The equation of happiness

28 July 2018, 20:56 | Updated: 28 July 2018, 21:00


There is a famous Dickens quote that I can recall perfectly off the top of my head by simply looking it up on the internet. It is from David Copperfield, which I am almost certain is a book.

The character Wilkins Micawber states that, “Annual income twenty pounds, annual expenditure nineteen [pounds] nineteen [shillings] and six [pence], result happiness. Annual income twenty pounds, annual expenditure twenty pounds ought and six, result misery." ”

If that is true, then this entire country is currently in misery, but as it is Great Britain I am talking about, that's not such a surprise, as misery is one of our defining characteristics.

And so is living beyond our means.

Households in Britain spent about £900 more than they made last year. That doesn't sound a great deal but it adds up to £25bn that we spent that we didn't have.

This gets added to the vast, expanding bubble of consumer debt that currently amounts to over £300bn, according to PwC, who get paid to know about this sort of thing.

Experts say that this level of unsecured debt, on top of the amount we owe on mortgages, is unsustainable. In other words: bubbles pop.

When this one pops, we will be showered with something more dangerous than glitter and confetti.

I am not saying that Brexit has anything to do with it, but those members of the Evil European Superstate that are our nearest competitors are doing much better than we are.

The government's researchers at the Office for National Statistics state that the French made more than they spent, to the tune of 2.7% of their Gross Domestic Product.

The perfect Germans fared even better, recording a surplus equivalent to 5.1% of their GDP.

In spend spend spend Britain, we have a deficit among households of 1.2% of the money we make as a country.

The report from the ONS was titled “Making ends meet: are households living beyond their means?”

Yes. Yes they are.

And it is getting worse. We are taking out loans to make up the shortfall - £80bn worth of loans in 2017 alone.

This money is used to buy things we don't need with money we haven't got. Things like cars. We buy cars like people from other less splurging countries buy shoes.

When there is a new model out, we can't stand being in last year's version, so we borrow a year's wages and spend it on an asset that halves in value as soon as we drive it out of the shop.

There is also our addiction to buying stuff we don't need on the internet. Every day can be like Christmas when the postman comes knocking with a parcel of things we had forgotten we purchased while drunk the night before.

The reason why Amazon's Jeff Bezos has tired of buying leather jackets and RayBans and is now into rocket ships is because we have thrown all our money into the bottomless pit that is his bank account.

As you would expect, the rich are suffering the most.

Of course, I am joking.
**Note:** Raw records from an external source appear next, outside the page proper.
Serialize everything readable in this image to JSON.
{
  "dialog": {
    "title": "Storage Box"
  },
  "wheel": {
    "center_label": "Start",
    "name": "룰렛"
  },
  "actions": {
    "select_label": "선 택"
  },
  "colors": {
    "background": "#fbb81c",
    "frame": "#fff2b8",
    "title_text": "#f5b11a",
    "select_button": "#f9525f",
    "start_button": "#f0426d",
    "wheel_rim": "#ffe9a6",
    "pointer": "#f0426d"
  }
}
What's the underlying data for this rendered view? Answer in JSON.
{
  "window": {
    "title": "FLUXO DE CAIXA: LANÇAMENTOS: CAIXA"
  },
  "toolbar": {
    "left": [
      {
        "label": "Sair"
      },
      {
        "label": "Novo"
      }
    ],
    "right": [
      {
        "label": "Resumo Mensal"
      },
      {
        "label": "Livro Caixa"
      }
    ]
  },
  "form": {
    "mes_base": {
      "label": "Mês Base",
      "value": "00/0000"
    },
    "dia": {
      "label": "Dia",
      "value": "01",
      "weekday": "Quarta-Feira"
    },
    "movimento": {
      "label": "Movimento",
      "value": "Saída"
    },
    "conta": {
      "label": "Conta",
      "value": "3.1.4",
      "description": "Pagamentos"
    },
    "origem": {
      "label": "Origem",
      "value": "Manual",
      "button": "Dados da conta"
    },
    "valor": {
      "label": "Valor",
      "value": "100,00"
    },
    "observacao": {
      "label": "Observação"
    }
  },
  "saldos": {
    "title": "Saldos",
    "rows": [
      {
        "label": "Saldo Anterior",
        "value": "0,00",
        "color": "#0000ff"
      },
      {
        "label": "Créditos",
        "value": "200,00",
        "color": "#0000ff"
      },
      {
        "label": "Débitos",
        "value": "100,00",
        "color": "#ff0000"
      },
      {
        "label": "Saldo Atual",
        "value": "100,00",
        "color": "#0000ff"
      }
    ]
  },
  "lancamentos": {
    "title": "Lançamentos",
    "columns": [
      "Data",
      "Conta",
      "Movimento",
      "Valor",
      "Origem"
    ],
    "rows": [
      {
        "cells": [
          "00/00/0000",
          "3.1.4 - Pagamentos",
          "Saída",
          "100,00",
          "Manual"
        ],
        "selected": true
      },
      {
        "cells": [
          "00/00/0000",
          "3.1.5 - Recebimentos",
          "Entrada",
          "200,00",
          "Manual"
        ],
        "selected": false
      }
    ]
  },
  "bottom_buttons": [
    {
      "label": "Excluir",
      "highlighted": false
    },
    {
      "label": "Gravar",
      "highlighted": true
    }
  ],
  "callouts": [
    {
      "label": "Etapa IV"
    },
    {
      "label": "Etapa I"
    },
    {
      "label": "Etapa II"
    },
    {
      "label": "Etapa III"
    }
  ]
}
It is the millions on low incomes that are falling deepest in to the debt trap.

The ONS say that the poorest 10% of households spent 2.5 times their disposable income last year. You can't do that without borrowing on the sort of interest rates that will keep the amount owed constantly creeping up, beyond their ability to pay it off. Ever.

The richest 10% spent about half their income in the same period, which is why they look better than the poor - less stress.

There's nothing that will improve your appearance more than waking up laughing.

Unfortunately, income for the poorest third of us is going down, not up. The post-crash financial recovery has not touched those who need the money the most.

And what is the caring, forward together, meritocratic government doing to help?

They have waved us all bye-bye and gone on holiday for seven weeks.

They will tell us that they are hard at work and I bet they are – working hard at trying to figure out how to put the cost of it on expenses.

And if they can, result: happiness.